The Pill is a highly efficient method for preventing unintended pregnancies. Picture: Pexels

The Pill is one of the great success stories of modern medicine. When it became widely available in the 1960s, it helped to revolutionise the role of women in society by giving them unprecedented control over their fertility. 

Today, more than 100 million women around the world take hormonal birth control pills and they are particularly popular among teenagers.

The Pill is, of course, a highly efficient method for preventing unintended pregnancies. Even some women who are not sexually active use it for other reasons, including to reduce menstrual pain or treat acne. However, it was originally developed as a medication for adults, and much remains unknown about the potential side effects for younger users.

A sensitive period

Puberty is a critical life stage that is marked by rapid growth and changes in the body and brain. In animals, sex hormones such as estrogen and progesterone are known to affect how the brain develops during puberty. If the same is true for humans, taking synthetic estrogen and/or progesterone - core ingredients found in most formulations of the Pill - during this sensitive period could affect development in ways that have long-lasting consequences on mental health.

Overall, research has yielded mixed findings about the relationship between hormonal contraceptive use and depression. Some studies have found no relationship, and others have found a lower risk of depression in adult pill users compared to non-users.

Recently, however, the largest study to date on this topic - which included over 1 million women living in Denmark - concluded that women who are using the Pill or other hormonal contraceptives are at an increased risk for depression. The study also showed that this relationship was strongest in teenaged women.

Increasing risk of depression

Our latest study, published in the Journal of Child Psychology and Psychiatry, goes beyond prior research by examining whether contraceptive pill use might not only predict depression risk in the short term but also in the long term. We examined data on 1 236 women between the ages of 20 and 39 enrolled in the National Health and Nutrition Examination Survey who had provided information about their history of contraceptive pill use.

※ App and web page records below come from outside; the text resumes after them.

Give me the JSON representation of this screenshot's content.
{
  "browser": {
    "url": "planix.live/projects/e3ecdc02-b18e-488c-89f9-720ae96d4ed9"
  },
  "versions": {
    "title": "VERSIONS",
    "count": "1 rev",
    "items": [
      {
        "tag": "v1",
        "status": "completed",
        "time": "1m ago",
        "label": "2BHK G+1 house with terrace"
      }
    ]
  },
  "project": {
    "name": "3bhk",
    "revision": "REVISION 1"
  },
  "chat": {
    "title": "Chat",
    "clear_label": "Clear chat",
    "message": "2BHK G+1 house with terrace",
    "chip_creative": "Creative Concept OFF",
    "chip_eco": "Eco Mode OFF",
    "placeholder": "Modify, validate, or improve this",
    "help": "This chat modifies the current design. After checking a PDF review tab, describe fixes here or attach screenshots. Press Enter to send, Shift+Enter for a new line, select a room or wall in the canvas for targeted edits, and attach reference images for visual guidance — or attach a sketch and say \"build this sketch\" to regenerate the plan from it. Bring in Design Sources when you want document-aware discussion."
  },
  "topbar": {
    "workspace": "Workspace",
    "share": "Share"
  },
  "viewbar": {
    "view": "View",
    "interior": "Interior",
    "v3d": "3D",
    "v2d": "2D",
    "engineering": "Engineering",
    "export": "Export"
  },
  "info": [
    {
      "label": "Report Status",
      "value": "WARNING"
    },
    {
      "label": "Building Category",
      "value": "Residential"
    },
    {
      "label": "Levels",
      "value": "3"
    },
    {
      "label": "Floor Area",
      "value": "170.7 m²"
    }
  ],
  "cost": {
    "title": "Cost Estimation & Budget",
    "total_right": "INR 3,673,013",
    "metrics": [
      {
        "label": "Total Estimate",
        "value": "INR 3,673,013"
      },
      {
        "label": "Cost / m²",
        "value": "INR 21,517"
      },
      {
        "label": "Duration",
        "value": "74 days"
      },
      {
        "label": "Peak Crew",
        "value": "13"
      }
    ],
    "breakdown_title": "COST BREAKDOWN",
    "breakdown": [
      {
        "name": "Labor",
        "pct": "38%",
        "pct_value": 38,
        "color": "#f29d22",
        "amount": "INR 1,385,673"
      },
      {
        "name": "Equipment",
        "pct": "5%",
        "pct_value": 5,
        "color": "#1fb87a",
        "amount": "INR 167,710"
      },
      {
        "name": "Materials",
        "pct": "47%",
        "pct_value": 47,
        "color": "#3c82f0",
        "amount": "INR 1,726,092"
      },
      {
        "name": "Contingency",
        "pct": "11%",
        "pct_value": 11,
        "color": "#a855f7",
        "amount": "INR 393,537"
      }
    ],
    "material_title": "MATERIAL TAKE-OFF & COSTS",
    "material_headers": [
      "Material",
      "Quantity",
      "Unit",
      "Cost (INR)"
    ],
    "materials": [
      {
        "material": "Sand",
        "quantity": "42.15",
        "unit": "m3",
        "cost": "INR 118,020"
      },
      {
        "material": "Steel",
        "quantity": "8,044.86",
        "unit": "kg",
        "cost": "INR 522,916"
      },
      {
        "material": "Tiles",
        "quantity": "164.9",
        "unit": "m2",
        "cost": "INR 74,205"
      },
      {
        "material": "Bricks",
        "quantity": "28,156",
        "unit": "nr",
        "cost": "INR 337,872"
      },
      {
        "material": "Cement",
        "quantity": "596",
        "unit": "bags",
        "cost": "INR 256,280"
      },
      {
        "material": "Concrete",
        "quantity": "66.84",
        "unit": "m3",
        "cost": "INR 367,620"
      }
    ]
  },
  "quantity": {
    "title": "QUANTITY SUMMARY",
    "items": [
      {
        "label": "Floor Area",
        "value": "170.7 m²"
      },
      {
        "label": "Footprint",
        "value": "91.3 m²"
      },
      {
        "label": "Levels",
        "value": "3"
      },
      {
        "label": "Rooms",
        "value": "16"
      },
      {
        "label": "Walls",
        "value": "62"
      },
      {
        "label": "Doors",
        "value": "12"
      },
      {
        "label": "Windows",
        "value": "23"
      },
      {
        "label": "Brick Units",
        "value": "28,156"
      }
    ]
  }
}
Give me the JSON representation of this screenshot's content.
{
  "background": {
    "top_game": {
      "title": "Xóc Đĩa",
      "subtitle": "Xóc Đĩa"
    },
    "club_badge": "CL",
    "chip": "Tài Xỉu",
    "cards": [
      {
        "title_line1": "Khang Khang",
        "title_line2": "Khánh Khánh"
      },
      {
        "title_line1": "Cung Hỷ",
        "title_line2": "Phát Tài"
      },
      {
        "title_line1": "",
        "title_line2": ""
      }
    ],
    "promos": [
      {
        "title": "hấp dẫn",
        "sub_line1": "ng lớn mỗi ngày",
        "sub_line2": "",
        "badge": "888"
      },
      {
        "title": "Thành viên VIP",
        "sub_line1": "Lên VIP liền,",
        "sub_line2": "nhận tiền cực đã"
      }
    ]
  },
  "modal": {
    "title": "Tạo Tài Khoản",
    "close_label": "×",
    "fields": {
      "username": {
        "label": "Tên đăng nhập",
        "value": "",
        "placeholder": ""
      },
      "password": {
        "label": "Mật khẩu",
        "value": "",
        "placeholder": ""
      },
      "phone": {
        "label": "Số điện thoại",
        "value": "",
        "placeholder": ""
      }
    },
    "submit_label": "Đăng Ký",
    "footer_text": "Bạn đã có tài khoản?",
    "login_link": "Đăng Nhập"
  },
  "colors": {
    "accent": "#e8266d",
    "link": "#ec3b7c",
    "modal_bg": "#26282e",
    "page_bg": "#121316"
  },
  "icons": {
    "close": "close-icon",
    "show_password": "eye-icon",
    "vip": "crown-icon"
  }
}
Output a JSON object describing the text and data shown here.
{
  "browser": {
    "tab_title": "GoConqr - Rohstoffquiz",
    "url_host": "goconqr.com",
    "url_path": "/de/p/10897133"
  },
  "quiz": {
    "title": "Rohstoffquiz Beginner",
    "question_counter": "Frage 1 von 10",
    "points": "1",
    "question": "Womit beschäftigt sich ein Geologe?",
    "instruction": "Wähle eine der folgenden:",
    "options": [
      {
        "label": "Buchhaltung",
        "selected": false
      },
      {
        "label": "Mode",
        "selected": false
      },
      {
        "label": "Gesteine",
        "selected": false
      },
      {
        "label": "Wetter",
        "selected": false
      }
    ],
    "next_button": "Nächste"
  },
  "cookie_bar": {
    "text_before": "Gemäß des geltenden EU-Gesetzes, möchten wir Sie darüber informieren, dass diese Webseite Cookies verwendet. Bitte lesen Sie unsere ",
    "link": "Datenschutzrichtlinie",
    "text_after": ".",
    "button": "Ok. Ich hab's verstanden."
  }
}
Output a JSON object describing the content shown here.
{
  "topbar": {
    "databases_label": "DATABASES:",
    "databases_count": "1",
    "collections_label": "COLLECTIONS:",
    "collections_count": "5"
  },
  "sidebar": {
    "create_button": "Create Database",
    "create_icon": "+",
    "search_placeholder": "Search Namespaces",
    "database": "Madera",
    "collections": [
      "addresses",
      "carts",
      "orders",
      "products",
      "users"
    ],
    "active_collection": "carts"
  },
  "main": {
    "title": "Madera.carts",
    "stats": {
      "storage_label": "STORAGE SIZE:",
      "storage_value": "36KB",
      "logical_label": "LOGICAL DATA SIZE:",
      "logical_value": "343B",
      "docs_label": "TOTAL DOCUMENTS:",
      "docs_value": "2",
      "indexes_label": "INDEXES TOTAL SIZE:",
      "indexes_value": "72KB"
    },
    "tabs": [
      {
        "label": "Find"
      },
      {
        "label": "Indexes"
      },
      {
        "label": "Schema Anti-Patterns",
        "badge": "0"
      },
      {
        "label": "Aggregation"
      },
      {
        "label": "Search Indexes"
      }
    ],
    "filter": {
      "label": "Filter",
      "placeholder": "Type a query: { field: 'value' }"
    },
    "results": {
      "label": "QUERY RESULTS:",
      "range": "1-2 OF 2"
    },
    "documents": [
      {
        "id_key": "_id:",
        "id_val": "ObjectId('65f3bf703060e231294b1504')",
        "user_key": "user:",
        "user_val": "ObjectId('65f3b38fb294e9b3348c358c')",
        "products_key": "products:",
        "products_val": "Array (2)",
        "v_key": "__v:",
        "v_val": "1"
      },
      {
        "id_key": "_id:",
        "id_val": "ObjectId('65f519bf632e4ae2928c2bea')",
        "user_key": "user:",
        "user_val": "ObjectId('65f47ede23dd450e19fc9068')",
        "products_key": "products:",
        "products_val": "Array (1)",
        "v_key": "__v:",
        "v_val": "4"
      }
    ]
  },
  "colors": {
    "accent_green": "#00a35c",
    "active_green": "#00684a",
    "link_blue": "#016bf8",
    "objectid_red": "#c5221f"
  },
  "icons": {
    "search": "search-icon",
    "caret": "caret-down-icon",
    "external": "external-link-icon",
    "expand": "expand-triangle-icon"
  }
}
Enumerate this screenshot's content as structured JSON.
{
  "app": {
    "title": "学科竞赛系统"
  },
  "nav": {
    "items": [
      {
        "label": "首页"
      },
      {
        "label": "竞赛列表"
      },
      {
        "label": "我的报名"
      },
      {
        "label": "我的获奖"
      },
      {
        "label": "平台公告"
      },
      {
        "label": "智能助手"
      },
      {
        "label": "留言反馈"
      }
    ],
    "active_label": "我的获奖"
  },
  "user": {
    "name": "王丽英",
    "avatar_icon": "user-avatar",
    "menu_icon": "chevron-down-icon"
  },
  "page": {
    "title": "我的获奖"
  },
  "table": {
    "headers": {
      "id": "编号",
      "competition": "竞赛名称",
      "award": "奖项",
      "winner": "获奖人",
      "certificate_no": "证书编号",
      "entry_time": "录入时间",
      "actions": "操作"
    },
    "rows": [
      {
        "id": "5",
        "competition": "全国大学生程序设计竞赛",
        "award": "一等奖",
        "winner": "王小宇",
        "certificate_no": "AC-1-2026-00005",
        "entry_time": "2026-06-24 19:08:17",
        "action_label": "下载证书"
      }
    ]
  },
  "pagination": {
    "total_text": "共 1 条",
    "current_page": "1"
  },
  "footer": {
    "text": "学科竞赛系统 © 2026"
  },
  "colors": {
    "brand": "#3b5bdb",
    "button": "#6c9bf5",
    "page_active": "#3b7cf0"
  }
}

Almost half of the women in the sample had first used contraceptive pills as teenagers; these women were at a higher risk for being clinically depressed (16%) years later, compared to women who had never used contraceptive pills (6%), and also compared to women who had only started taking contraceptive pills as adults (9%).

Choosing the Pill

The decision to take hormonal contraceptives is a very personal one, and we emphatically support the UN's declaration that access to contraceptive information and services is a universal human right. There are clear benefits to using the Pill and many women do not experience adverse side effects.

We do believe that there is an urgent need for more research on this topic. We do not believe that all women are likely to experience the same side effects when they take contraceptive pills. Thus, any blanket statement suggesting that teenagers should or should not follow a specific course of action regarding the use of hormonal contraceptives is, in our opinion, premature.

We do, however, hope that our research might prompt teens and their parents to talk to their doctors about the risks and benefits associated with different options that are available to them, especially if they have a family history of depression or other reason to think that they might be particularly vulnerable to certain side effects of these medications.

The Conversation